**WHAT THIS TASK INVOLVES:**
Copy out every line holding the string "shown" from the records below.

**SOURCE MATERIAL:**
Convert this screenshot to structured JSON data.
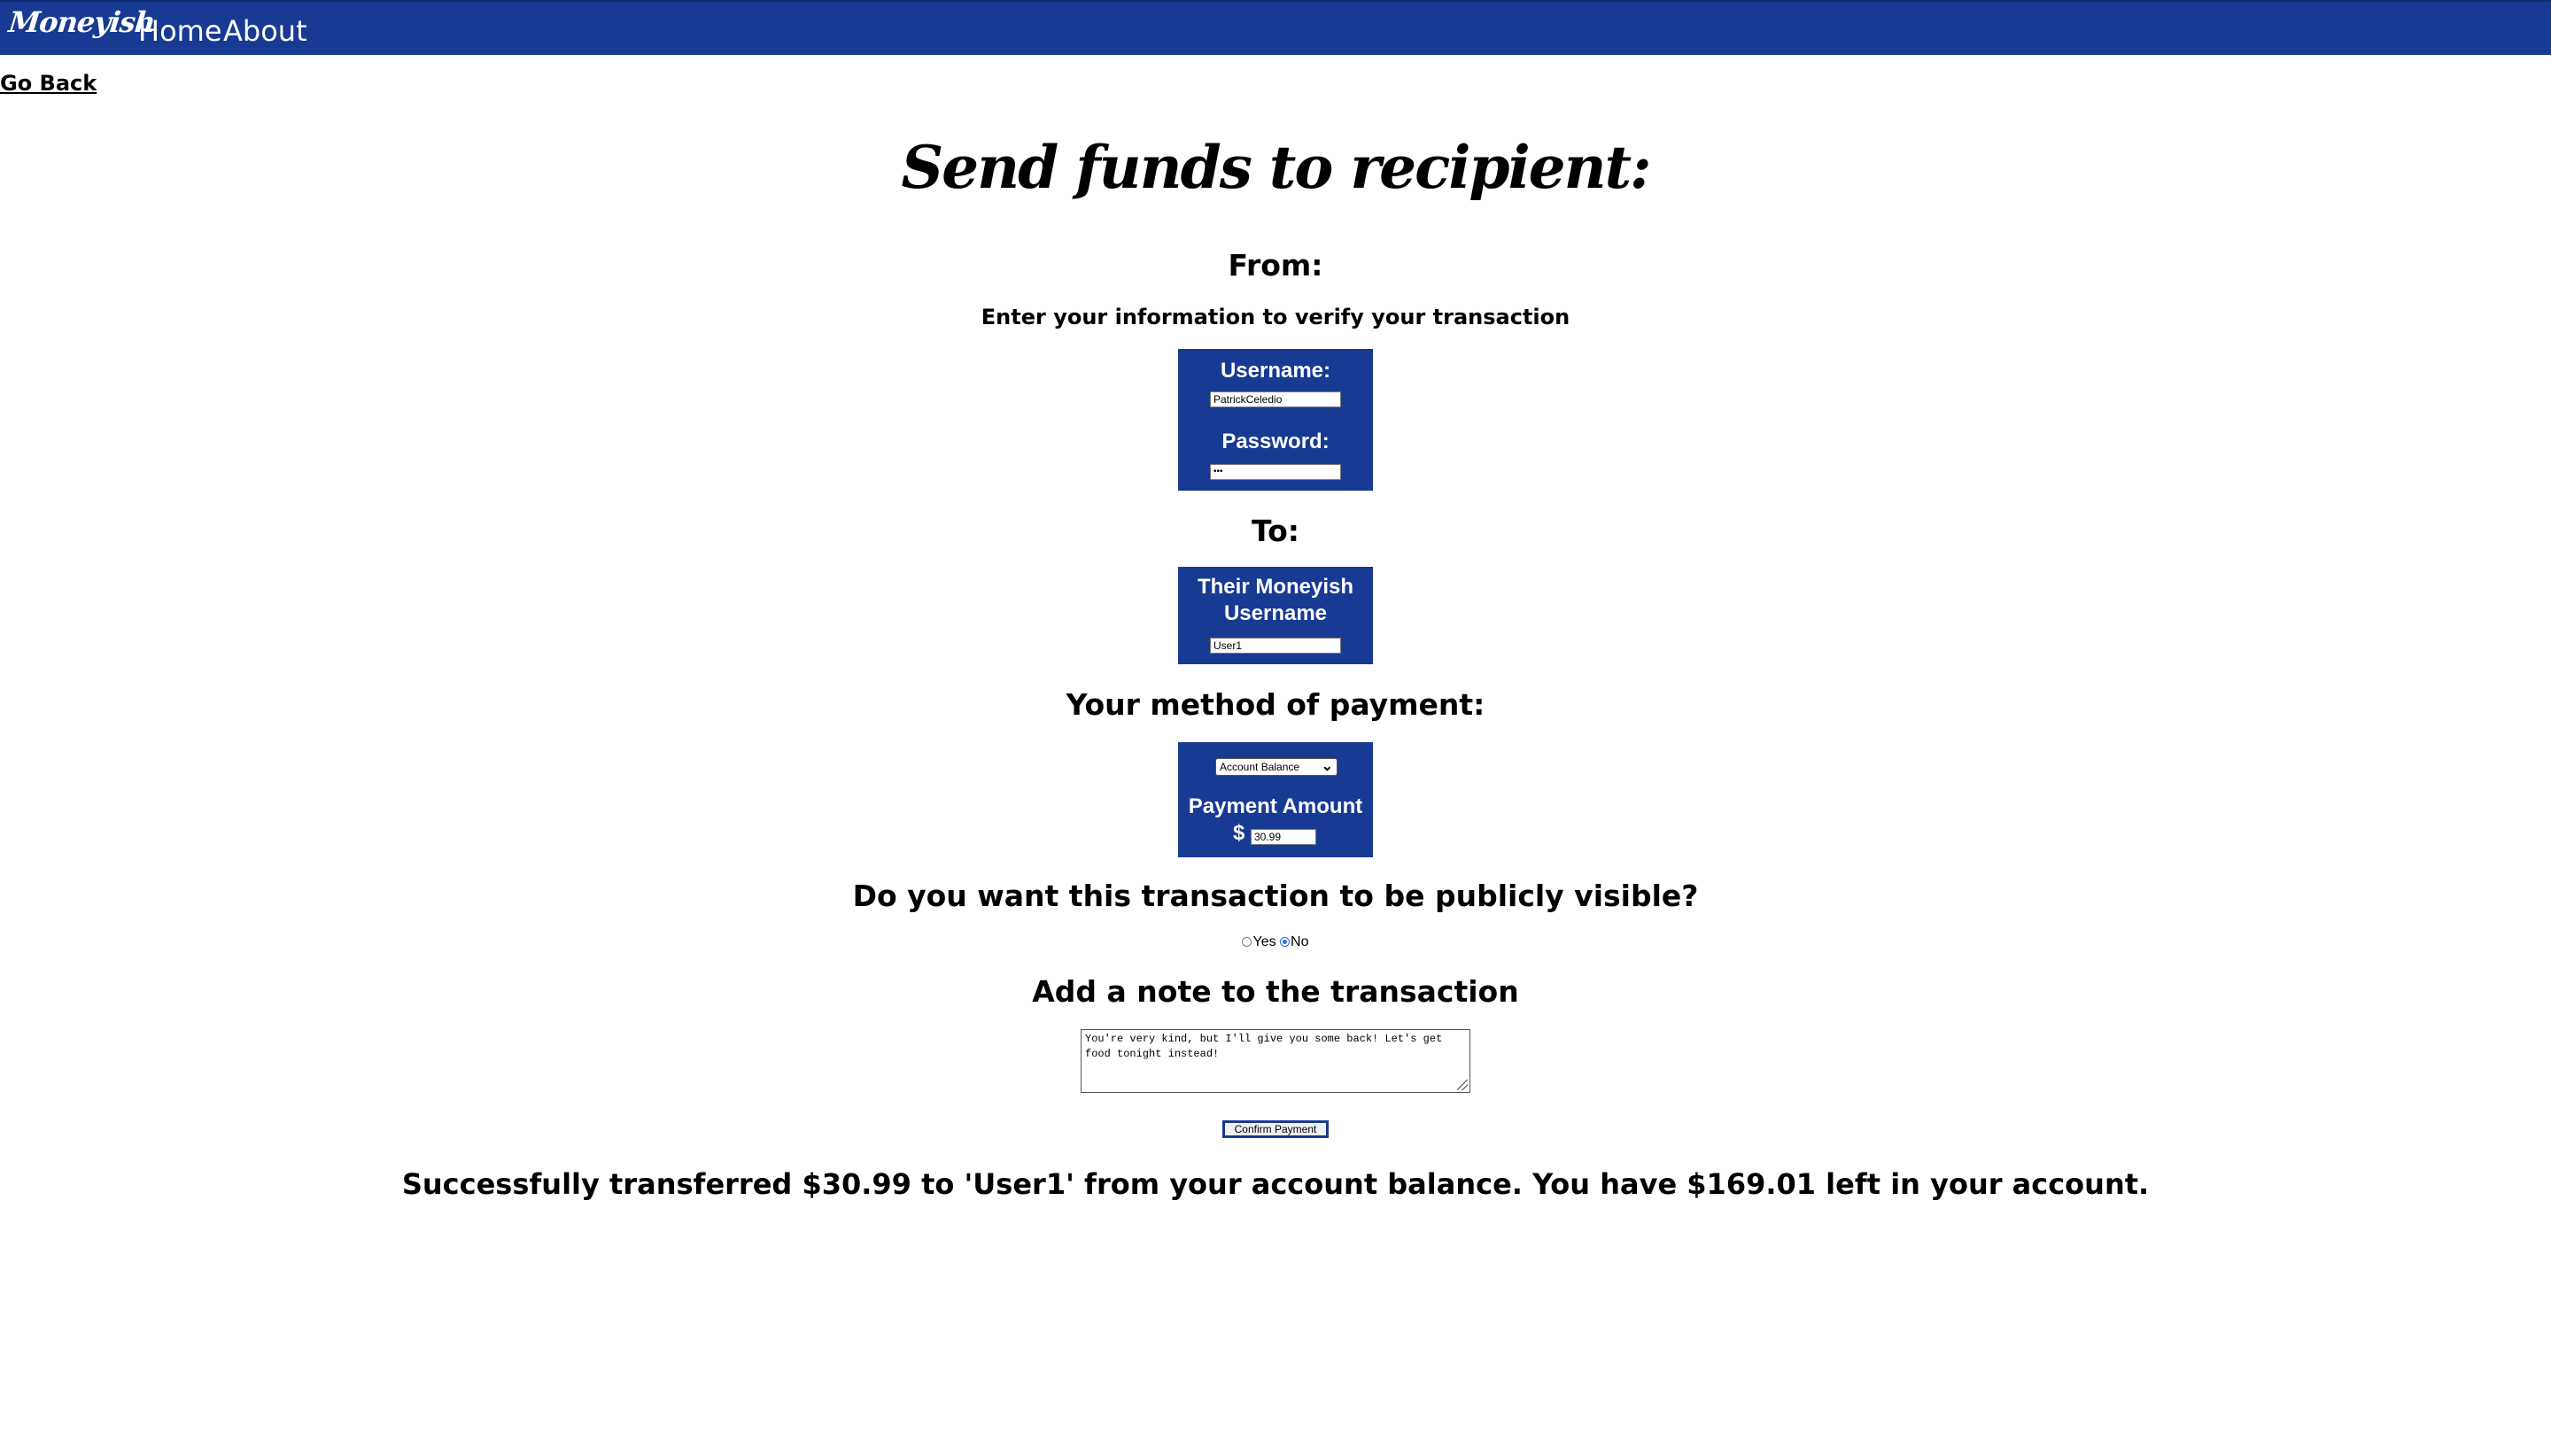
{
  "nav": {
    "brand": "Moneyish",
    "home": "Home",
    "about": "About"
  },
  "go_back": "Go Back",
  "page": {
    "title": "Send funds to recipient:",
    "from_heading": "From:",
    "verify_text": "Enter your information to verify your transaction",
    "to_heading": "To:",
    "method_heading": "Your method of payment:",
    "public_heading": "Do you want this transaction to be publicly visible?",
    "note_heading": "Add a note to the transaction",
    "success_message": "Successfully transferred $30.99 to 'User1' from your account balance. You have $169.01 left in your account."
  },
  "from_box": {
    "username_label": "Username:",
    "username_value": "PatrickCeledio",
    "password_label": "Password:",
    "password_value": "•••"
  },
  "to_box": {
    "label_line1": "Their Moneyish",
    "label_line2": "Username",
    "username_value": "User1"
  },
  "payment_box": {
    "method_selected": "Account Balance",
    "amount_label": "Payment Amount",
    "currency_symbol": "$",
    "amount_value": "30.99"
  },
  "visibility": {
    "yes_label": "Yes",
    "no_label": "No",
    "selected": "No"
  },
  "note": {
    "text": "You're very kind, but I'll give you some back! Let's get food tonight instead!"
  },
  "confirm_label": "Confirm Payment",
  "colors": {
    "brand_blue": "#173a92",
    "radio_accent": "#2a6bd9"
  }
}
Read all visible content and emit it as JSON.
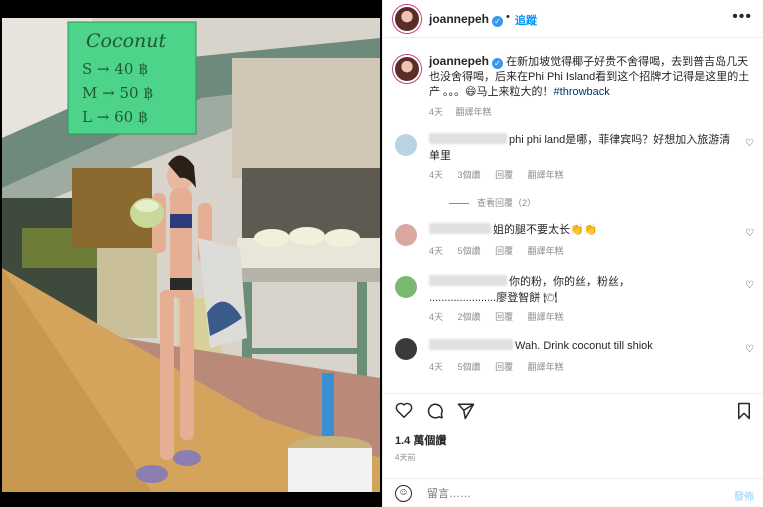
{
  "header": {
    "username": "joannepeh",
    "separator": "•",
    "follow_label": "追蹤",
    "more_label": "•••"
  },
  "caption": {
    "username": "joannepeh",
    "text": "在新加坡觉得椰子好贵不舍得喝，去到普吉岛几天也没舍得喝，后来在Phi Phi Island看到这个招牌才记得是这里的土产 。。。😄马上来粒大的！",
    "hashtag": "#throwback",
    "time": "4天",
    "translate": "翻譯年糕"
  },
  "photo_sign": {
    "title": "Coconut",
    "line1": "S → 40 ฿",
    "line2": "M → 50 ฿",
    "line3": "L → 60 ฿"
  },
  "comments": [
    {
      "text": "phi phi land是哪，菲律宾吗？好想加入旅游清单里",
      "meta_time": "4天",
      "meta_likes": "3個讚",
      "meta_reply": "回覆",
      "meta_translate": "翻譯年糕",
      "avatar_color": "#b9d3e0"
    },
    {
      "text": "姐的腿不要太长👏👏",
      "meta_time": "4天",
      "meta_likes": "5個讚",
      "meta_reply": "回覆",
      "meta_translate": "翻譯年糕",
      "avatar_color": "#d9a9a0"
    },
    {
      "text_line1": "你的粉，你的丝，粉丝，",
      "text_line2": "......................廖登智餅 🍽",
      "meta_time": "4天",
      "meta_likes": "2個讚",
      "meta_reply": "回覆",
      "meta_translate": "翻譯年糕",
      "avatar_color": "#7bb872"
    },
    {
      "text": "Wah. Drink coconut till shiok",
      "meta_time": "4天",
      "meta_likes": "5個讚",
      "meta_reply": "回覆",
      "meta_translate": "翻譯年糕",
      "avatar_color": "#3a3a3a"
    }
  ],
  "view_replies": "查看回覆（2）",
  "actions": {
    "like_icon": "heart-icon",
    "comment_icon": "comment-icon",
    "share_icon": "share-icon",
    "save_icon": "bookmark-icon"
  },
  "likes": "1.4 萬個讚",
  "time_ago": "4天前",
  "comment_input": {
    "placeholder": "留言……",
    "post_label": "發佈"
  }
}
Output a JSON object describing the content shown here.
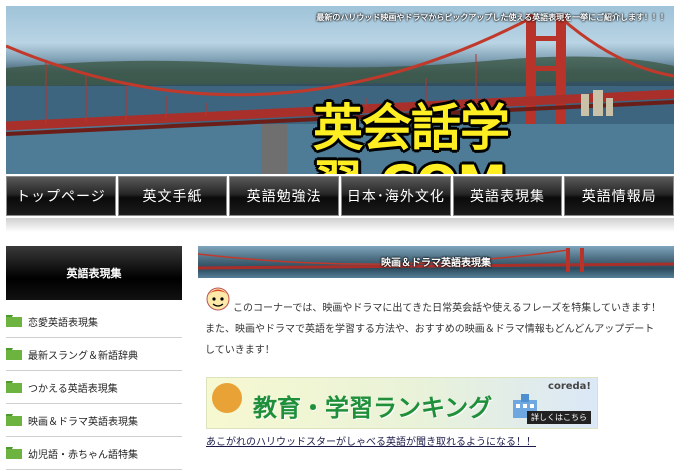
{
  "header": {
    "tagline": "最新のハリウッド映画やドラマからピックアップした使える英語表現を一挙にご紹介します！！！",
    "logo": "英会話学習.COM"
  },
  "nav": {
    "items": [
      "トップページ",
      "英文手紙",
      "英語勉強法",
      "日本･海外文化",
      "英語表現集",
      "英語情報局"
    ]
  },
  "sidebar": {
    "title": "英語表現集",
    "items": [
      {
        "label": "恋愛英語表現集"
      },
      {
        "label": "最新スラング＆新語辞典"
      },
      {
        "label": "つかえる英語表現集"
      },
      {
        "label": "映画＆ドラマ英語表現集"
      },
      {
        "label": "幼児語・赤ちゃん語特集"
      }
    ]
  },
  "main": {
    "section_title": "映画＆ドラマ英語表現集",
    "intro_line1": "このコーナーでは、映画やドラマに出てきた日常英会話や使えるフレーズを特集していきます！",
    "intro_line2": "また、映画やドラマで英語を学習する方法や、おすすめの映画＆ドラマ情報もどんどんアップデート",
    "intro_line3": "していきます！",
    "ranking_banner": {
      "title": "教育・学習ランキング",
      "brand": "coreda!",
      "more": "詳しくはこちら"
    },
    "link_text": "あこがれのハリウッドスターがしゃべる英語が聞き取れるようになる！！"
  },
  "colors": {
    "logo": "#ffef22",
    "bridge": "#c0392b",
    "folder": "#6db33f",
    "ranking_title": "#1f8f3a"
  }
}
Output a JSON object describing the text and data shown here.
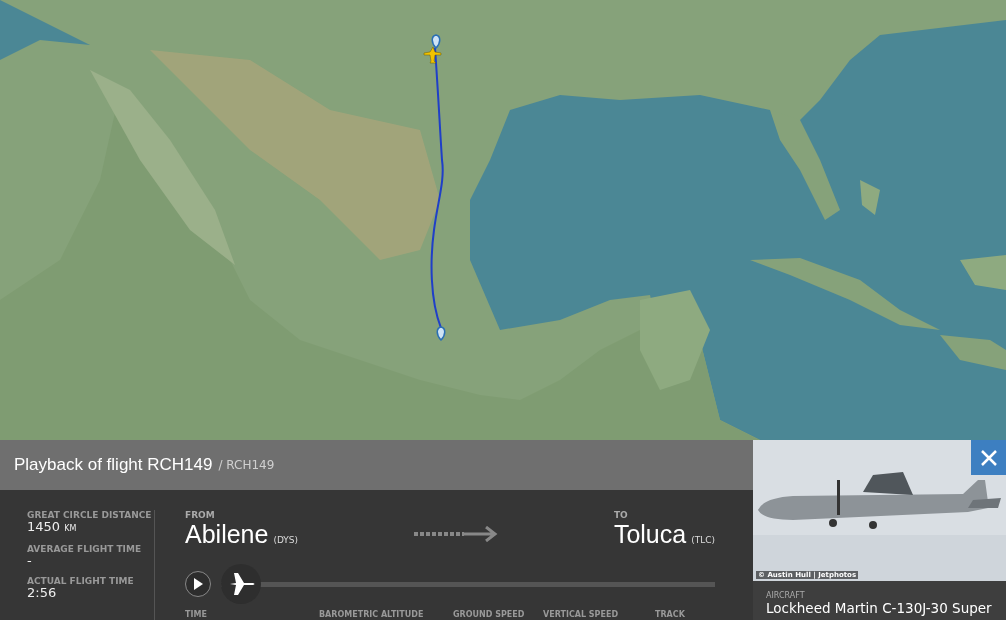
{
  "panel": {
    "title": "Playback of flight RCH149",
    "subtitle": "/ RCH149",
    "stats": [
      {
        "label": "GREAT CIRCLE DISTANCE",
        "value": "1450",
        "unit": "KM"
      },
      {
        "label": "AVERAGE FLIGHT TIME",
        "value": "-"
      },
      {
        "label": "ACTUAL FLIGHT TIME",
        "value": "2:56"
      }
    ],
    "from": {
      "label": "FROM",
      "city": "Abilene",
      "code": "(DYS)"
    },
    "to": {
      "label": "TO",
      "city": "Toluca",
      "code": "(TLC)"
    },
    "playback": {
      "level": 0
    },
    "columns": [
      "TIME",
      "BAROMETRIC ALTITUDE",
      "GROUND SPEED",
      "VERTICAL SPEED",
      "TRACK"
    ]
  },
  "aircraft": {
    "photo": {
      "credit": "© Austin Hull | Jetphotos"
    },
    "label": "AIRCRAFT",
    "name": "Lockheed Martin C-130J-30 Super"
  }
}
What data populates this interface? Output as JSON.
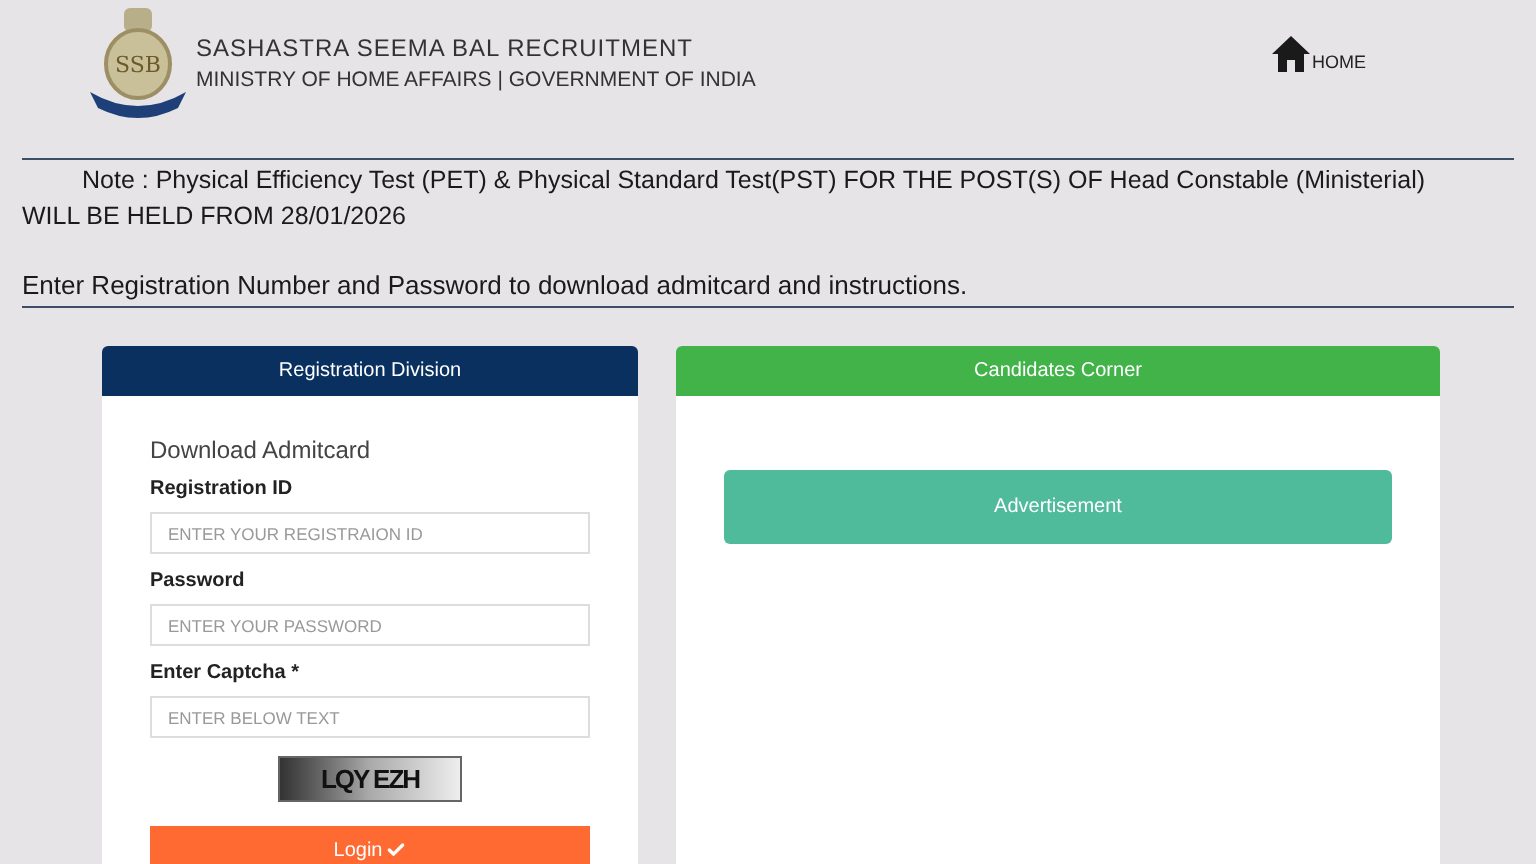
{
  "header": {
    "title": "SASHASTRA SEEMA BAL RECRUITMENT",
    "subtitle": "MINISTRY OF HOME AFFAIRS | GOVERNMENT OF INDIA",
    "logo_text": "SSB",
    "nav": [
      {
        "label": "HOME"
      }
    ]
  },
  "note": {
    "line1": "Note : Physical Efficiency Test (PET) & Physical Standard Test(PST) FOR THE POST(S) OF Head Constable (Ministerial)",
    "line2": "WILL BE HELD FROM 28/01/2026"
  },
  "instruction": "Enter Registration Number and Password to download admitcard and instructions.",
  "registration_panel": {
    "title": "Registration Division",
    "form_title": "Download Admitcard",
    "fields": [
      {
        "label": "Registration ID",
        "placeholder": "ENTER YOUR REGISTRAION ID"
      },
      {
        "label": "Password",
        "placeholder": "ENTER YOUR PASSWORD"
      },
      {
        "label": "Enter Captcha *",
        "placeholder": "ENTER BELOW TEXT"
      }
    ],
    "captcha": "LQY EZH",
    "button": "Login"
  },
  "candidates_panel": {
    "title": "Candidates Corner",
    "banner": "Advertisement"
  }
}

**RESPONSE FOR THIS EXERCISE:**
Output a JSON object describing the content shown here.
Output a JSON object describing the text and data shown here.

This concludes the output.